The Mansion House in York, England is the home of the Lord Mayors of York during their term in office. It is situated in St Helen's Square, where York's Coney Street and Lendal intersect in the city centre. It is built in an early Georgian style. The Mansion House is the earliest purpose-built house for a Lord Mayor still in existence, and predates the Mansion House in London by at least twenty years.
The Shambles is an old street in York, England, with overhanging timber-framed buildings, some dating back as far as the fourteenth century. It was once known as The Great Flesh Shambles, probably from the Anglo-Saxon Fleshammels, the word for the shelves that butchers used to display their meat. In 1885, thirty-one butchers' shops were located along the street, but now none remain.
8. Multangular Tower
York has, since Roman times, been defended by walls of one form or another. To this day, substantial portions of the walls remain, and York has more miles of intact wall than any other city in England. They are known variously as York City Walls, the Bar Walls and the Roman walls.

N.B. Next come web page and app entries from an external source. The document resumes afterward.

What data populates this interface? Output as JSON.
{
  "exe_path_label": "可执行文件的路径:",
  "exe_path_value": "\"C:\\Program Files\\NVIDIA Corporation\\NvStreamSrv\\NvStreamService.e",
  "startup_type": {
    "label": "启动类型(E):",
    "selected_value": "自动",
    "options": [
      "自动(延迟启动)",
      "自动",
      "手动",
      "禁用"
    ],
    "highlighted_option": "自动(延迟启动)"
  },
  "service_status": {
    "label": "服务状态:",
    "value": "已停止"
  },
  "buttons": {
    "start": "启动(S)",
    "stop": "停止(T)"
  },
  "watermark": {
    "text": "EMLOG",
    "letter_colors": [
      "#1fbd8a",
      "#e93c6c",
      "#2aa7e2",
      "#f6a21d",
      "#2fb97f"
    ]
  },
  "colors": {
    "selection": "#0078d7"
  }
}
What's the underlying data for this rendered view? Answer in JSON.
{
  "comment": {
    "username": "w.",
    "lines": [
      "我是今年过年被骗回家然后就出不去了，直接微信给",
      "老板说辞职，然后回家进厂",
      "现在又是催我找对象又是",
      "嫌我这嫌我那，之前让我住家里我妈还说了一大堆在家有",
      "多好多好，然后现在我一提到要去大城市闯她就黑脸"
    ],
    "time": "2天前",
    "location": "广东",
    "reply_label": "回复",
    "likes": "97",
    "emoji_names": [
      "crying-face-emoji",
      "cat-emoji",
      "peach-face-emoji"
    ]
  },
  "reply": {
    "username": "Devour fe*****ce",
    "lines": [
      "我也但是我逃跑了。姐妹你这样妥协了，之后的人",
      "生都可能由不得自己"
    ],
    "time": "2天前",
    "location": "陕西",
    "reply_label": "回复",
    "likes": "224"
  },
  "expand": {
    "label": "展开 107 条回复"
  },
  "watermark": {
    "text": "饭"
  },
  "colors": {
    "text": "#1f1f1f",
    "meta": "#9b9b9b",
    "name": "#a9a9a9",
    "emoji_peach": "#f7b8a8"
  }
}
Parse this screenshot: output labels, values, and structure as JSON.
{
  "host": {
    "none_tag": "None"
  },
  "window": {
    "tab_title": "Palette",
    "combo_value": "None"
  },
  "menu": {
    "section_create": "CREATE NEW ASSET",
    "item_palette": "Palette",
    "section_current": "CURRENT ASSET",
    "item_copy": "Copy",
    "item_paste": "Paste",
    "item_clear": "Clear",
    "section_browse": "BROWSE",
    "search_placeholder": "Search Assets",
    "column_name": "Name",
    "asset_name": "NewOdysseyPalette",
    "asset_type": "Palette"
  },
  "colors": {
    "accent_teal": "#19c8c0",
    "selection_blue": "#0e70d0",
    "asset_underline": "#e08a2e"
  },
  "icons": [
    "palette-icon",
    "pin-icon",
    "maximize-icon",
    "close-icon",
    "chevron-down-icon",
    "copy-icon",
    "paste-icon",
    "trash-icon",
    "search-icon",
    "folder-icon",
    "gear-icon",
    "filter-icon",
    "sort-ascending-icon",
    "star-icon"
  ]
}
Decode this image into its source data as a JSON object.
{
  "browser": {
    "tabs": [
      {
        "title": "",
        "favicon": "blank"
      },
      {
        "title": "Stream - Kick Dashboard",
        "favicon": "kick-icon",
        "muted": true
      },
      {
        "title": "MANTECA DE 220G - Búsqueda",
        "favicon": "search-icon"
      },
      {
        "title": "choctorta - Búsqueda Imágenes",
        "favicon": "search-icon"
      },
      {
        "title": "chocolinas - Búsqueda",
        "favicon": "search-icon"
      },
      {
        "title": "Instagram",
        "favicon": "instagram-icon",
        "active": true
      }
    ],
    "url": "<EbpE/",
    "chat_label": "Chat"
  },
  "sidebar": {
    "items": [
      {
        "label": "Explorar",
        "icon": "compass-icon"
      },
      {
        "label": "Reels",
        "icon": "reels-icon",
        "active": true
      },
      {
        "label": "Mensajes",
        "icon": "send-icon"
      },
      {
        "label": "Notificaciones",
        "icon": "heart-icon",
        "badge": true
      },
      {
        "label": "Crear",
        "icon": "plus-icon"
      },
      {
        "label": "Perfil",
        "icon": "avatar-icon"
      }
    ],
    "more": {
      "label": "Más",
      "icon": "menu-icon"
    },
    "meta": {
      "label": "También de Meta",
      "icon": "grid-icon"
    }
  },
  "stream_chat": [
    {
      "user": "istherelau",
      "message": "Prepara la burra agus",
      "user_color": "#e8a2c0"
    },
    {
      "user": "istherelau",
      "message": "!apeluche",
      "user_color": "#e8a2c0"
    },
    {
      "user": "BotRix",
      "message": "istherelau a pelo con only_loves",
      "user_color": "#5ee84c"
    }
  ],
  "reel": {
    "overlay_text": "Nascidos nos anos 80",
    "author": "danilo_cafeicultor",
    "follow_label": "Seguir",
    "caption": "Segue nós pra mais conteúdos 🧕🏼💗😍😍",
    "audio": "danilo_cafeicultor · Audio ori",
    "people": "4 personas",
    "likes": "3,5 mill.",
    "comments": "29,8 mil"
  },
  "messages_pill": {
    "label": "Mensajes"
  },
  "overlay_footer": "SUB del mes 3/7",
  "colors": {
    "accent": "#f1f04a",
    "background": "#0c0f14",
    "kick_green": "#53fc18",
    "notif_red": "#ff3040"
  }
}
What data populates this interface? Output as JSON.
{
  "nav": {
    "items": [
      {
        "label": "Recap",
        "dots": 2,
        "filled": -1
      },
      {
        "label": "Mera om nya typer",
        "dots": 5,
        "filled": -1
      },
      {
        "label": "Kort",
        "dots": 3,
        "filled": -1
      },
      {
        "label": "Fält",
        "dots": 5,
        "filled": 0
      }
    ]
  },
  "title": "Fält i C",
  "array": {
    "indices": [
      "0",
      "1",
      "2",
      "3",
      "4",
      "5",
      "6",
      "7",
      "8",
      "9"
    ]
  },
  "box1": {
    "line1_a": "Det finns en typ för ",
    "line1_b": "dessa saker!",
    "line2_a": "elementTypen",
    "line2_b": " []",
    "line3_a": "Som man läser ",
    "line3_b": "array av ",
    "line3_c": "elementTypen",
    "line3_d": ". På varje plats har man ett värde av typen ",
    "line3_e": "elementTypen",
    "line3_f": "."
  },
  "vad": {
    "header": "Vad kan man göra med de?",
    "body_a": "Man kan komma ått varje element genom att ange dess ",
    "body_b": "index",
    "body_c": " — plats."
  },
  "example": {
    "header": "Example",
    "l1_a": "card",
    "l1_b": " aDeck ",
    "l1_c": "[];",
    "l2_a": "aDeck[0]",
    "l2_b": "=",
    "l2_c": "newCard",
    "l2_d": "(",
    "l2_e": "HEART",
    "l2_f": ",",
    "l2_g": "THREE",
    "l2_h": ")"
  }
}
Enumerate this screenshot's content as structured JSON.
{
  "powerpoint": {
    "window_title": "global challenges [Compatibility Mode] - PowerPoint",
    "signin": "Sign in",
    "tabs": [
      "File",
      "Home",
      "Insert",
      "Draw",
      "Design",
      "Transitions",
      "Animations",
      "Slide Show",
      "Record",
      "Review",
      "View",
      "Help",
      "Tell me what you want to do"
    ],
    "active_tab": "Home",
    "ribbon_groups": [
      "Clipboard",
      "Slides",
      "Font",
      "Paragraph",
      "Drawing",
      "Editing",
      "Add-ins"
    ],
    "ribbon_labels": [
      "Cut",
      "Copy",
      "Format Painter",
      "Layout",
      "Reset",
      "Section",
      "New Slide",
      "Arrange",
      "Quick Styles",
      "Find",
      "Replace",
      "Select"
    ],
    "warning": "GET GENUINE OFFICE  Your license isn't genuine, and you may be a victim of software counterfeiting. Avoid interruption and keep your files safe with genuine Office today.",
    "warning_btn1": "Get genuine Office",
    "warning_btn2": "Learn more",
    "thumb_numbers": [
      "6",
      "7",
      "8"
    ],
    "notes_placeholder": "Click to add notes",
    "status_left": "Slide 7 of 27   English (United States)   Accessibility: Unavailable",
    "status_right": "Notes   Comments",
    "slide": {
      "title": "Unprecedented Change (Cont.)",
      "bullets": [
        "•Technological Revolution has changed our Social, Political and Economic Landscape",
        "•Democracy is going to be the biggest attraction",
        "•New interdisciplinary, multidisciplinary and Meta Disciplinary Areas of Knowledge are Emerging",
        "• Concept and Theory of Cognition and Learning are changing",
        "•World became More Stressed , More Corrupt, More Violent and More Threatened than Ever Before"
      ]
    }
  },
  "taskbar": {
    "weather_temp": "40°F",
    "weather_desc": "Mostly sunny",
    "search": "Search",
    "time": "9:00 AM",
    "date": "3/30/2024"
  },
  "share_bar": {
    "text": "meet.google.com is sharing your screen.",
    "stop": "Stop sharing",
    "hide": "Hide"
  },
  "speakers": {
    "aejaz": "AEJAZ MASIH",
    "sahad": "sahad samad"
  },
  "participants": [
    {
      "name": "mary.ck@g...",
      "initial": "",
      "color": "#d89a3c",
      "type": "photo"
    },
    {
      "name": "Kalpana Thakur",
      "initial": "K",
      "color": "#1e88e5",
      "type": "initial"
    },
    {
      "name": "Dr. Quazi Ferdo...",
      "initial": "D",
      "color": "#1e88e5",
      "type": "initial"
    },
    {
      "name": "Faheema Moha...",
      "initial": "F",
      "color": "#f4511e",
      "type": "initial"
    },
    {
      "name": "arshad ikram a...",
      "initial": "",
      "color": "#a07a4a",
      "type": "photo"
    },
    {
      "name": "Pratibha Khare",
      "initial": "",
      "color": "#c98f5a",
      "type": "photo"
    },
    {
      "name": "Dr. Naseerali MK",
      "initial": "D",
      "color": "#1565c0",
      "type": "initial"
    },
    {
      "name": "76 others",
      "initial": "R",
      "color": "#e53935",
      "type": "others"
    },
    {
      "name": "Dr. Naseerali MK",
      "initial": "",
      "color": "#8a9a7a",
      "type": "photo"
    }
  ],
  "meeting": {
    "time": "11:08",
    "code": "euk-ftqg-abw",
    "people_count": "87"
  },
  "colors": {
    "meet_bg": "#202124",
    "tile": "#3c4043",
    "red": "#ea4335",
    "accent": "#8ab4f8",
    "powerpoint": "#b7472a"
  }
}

The walls are generally 13 feet (4m) high and 6 feet (1.8m) wide.
9. Roman Column
A Roman column stands in Minster Yard in the English city of York. Originally built around the first century, by the soldiers of Legio IX Hispana, it was reused by Legion VI in the 4th century. It is believed to have been part of a group of sixteen freestanding columns, supporting the walls of an earlier church on the site.
10. York's Chocolate Story
York's Chocolate Story is a visitor attraction and chocolate museum on King's Square, in York. Opened in March 2012, it shows the history of chocolate making in York, including the Rowntree's factory which opened in 1890, owned since 1988 by Nestlé.
11. Richard III Museum
The Richard III Experience at Monk Bar is located in Monk Bar, the tallest of the four gatehouses in the historical city walls of York, England. It describes the life of Richard III, the last king of the Plantagenet dynasty.
12. Treasurer's House
13. York Cold War Bunker
Disclaimer Please be aware of your surroundings and do not enter private property. We are not liable for any damages that occur during the tours.